On the upcoming Shavuot, however, many of us will be davening at home due to the coronavirus crisis. In such a circumstance, it is preferable (although, of course, not strictly required) to follow the chumra of the Taz and daven Maariv after nightfall.[iii] Since long walks home from shul are not a factor this year, davening Maariv after dark will only delay the meal by a few minutes, which won’t be much of an imposition.
It must be emphasized, though, that since the custom to wait until nightfall is post-Talmudic, there is room to be lenient in extenuating circumstances. Those who are ill or find it exceedingly difficult to eat late should seek rabbinical guidance regarding the proper time to daven and say Kiddush.
[i] The Netziv writes similarly (Meishiv Davar, Orach Chayim 18). The Torah states that Shavuot should be sanctified “b’etzem hayom hazeh – on this very day” (Leviticus 23:21). The Netziv maintains that this phraseology teaches us that on Shavuot, in contrast to Shabbat and other festivals, one must wait until the actual calendar day of the holiday before officially declaring its holiness via Kiddush.

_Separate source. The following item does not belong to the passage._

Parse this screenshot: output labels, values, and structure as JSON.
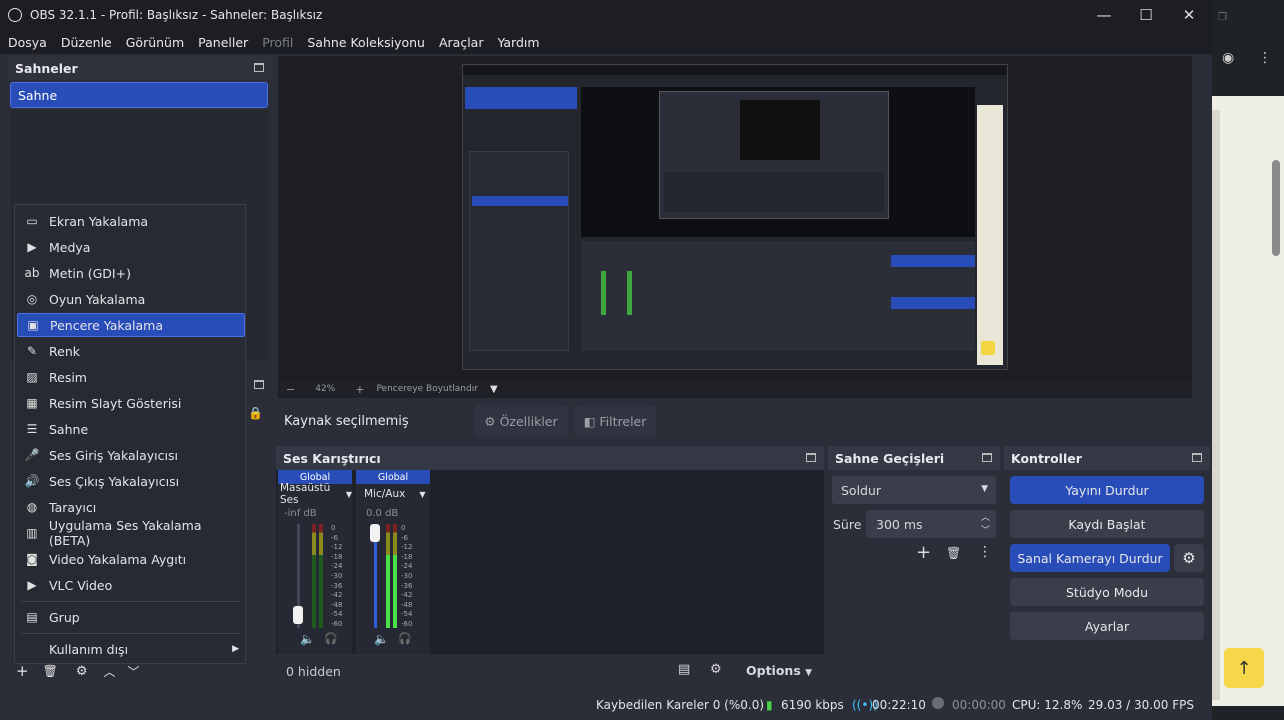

The Netziv’s approach is highly original and, like the derashah regarding “temimot,” appears nowhere in Chazal.
[ii] It seems that Rabbi Karp’s logic would also sanction reciting Kiddush early, eating the meal, and subsequently fulfilling the precept of consecrating Shavuot at the proper time by davening Maariv after nightfall.
[iii] In addition, of course, there are general halachic advantages to davening after nightfall.